By 2030, the following cities will be affected by drought and water shortages, according to the projections of the United Nations.

  1. Sao Paulo, Brazil: this city already received a serious warning in 2015 when the police had to escort water transporters during water shortages, due to the threat of being robbed by gangs At that time, the city’s main water reservoir was only 4% full.
  2. Bangalore, India: The city is bursting its seams and water and sewerage systems prove to be insufficient. And often outdated. Water pollution from surrounding lakes and leaking pipes are a major challenge. 85% of the water is unfit for consumption.
  3. .Beijing, China: In 2014, only 145 cubic meters of drinking water per inhabitant was available. The World Bank classifies water scarcity as the moment when people have less than 1000 cubic meters of fresh water available per person per year. 40% of the surface water is heavily polluted even for agriculture and industry.
  4. Cairo, Egypt: The Nile provides 97% of the Egyptian drinking water.
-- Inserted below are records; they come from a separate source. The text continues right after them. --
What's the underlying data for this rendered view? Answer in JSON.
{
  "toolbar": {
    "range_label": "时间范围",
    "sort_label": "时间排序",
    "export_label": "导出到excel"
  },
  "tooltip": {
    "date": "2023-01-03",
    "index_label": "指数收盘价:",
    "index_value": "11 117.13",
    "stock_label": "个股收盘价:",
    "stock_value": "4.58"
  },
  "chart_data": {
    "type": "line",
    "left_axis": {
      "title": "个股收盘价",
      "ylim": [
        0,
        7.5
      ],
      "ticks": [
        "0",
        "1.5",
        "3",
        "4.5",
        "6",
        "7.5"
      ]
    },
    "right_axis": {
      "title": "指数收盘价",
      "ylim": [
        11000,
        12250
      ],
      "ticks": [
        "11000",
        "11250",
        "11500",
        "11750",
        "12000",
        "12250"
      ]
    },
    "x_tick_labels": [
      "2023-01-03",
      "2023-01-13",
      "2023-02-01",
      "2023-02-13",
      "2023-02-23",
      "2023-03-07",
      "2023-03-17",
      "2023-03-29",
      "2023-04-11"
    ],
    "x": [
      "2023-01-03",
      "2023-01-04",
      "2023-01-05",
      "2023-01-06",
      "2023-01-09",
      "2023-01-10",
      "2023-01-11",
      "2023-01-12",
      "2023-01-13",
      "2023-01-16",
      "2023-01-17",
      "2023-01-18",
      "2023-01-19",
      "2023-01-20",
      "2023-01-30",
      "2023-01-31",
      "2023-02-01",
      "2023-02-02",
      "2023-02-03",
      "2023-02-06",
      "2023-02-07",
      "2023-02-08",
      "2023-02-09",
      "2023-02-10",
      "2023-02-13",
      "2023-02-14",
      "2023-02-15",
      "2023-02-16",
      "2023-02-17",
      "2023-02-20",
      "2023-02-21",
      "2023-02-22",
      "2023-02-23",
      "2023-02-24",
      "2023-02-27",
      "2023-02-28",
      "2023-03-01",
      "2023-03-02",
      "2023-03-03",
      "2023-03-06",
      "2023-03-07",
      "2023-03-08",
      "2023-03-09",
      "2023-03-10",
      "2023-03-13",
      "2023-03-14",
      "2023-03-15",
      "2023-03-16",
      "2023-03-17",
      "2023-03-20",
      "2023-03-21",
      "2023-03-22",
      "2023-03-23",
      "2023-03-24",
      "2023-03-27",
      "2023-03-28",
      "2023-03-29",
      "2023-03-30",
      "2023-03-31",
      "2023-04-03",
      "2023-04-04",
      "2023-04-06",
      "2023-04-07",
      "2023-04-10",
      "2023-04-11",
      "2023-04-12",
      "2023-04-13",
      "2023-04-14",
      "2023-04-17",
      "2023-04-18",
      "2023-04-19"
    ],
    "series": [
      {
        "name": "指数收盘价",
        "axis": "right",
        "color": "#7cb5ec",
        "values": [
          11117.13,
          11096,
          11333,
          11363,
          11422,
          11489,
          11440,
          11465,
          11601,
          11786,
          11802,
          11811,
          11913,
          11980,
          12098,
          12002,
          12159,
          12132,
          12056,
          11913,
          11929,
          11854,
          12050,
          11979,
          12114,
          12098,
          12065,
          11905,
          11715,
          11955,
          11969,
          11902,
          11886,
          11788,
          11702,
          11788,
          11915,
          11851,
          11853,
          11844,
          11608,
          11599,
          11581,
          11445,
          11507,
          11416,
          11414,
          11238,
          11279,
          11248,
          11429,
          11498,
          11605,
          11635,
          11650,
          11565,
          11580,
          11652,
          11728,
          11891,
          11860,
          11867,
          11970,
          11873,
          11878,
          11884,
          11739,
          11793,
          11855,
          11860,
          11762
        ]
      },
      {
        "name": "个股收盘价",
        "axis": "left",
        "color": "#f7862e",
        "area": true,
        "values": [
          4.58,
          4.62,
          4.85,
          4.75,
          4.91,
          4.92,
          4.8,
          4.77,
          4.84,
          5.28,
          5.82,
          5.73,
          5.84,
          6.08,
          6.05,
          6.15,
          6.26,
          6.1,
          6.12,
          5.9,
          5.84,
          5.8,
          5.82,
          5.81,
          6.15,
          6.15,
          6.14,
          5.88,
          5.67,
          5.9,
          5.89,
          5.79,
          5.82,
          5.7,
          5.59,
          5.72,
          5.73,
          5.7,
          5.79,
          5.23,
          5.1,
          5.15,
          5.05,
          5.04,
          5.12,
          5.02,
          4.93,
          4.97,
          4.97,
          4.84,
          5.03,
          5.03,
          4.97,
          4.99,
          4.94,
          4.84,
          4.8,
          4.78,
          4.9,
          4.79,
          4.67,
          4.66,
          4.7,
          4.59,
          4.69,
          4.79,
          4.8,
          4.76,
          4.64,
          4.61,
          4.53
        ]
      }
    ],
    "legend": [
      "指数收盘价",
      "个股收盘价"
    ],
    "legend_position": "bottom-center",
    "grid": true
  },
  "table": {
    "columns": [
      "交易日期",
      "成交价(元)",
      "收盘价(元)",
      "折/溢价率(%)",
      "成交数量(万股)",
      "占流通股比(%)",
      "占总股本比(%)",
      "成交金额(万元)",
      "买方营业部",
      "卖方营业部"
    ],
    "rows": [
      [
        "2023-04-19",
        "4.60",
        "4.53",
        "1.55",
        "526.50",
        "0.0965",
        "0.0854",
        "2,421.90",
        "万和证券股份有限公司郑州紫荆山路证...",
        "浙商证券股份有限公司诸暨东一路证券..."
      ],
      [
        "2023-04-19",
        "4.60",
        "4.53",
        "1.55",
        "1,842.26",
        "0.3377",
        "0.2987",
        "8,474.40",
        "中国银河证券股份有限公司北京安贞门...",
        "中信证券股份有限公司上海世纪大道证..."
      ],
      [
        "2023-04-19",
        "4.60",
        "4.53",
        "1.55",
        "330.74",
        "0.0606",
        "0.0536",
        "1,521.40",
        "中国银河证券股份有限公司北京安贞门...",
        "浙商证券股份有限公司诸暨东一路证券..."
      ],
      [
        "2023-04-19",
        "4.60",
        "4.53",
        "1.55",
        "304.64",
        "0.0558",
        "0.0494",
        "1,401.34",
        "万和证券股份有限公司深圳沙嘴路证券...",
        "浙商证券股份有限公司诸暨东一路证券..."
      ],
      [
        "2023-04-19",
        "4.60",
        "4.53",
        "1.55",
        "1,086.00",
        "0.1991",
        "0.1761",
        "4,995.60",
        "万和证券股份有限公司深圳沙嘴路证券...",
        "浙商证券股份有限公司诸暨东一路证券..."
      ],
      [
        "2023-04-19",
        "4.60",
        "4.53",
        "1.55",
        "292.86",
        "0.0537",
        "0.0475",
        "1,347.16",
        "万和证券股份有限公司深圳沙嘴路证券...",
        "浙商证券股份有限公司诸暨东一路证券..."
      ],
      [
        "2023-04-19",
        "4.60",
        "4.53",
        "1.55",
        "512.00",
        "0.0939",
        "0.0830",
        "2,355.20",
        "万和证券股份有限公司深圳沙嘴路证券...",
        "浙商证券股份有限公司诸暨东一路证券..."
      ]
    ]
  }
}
A river that is increasingly polluted by industry and animal husbandry and agriculture. If no contermeasures are taken, Cairo will have critical water shortages by 2025. For the Egyptian president, water is a matter of national security.
  5. Jakarta, Indonesia: Less than 50% of its 10 million inhabitants have no access to tap water. Wells are being dug everywhere illegally, as a result of which the underground water layers have already been drained several times. Due to the massive pumping of ground water, the city is slowly but surely sinking.
  6. Moscow, Russia: 25% of the world’s water reserves are in Russia. Environmental pollution of the old Soviet era ravages and affects the drinking water supply. Moscow is 70% dependent on surface water that in many cases does not meet the hygiene standards.
  7. Istanbul, Turkey: Water shortages during the summer months have happened regularly for some years now. The water reserves have shrunk by 70% compared to 2014. The alarm bell for real water scarcity is expected to ring in 2030.
  8. Mexico City, Mexico: 21 million residents suffer from constant water shortages. . 20% only get water from the tap for a few hours per week. Another 20% only get running water for part of the day. Pipes leak and 40% of the tap water is lost. 40% of the water is imported.
  9. London, UK: London gets 80% of its drinking water from the heavily polluted Thames and the Lea. By 2025, serious delivery problems are expected and crippling water shotages by 2040.
  10. Tokyo, Japan: Supplying 30 million people with tap water is no joke. It only rains over a four-month period, which can lead to temporary scarcity.
  11. Miami, USA: Due to the rising sea water level and a huge blunder that occurred when they pumede out swamps, salt water mixes with fresh water in the underground basin.